When it comes to progressive overload is it best to use this method with just a main compound exercise and then do accessory work with Hypertrophy rep ranges and sets? And how would one know when it time to rotate compound lifts and begin using that exercise for progressive overload. Thanks.
Yes and no… I mean that you don’t HAVE to use progressive overload. It’s ONE way to stimulate growth and strength gains. But YES it lends itself better to compound movements. But it doesn’t have to be ONE lift per workout. If you have 3 compound lifts per session, you can use it on 3 exercises.
The bigger the exercise (the more weight you can use on a lift) the more effective progressive overload is. Simply from a realistic progression standpoint: it’s much easier to add 5-10lbs to a squat on which you can lift 405 x 5 then on DB curls where you can lift 35lbs dumbbells (so 70lbs) for 5 reps. 10lbs on 405lbs is 2.5%, 10lbs on 70lbs is 14%… which one is a more sustainable rate of progression?
With smaller exercises if you want to use the progressive overload approach, a double progression model is more appropriate. Of you can simply do to failure for 6-12 reps.
It depends on your psychological/neurological profile. Some people spend their whole life doing the same exercises over and over and reach a very high level (Ed Coan in powerlifitng, the Russian and Norweggian powerlifters, most olympic lifters, Dorian Yates in bodybuilding for example). These guys stick to the same lifts year round but will modulate how hard they go at it, how much volume they do, how heavy they go.
While others will rotate exercises every 1-2 weeks (Westside barbell guys for example).
So there is not a clear sign that you need to rotate the exercises, because it is not a necessity.
Some people rotate as soon as rapid progress stops… this normally occurs after 4 weeks. But that is simply because the body is done with the rapid neural adaptations. These are the main driver of strength “gains” on a new exercise during the first 2-3 weeks of training on that movement. Gains are thus rapid because progressing with neural adaptation is quick, as oposed to progressing via adding muscle mass which is a lot longer.
Those who switch too often might have the illusion of constant progression but in realty a large part of their “gains” is from becoming more efficient at the new lift, not because they are building a lot of muscle mass.
That is the “easy” way to do it, because you never reach a plateau and never need to think hard to build a strategy to overcome that plateau.
Those who stick to the same lifts for longer will use more sets, reps, load and effort (effort is how hard you go at your sets… do you leave 3 reps in the tank on each set? 2? 1? None?). This requires more thoughtful planning (think of 5/3/1 by Wendler , all those program based on percentages of your max, etc.) and for some people it might be demotivating because it includes a lot of “easier” days where you don’t push to the max. 5/3/1 for example uses a 3 steps up 1 step down approach.
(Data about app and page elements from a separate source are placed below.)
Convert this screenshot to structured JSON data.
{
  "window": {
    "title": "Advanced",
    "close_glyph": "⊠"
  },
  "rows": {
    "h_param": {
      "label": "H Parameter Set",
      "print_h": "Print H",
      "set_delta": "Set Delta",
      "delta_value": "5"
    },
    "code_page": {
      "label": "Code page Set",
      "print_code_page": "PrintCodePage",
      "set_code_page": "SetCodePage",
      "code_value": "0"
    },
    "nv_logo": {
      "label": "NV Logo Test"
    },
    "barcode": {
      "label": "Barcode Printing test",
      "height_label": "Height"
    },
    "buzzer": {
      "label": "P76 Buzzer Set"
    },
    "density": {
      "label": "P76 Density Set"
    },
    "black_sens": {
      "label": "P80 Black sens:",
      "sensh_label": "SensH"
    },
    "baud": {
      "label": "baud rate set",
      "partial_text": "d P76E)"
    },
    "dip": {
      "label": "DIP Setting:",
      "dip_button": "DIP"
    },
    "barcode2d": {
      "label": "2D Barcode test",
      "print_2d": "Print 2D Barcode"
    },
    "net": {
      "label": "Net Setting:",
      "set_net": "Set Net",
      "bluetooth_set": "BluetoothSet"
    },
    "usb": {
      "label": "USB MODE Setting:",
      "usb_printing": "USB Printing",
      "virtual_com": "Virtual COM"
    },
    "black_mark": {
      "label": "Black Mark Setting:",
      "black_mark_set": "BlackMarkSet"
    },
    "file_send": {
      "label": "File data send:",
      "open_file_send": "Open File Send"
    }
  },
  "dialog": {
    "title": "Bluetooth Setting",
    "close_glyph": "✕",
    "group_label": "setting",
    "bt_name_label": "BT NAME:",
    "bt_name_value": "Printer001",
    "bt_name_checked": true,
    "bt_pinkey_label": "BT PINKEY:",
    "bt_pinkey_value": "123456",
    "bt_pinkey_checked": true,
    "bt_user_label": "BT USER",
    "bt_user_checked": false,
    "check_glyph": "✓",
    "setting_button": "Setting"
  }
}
That is a planned intensity cycling. But you can also do it more freely: when your progression is stuck cycle down the intensity and work your way back up.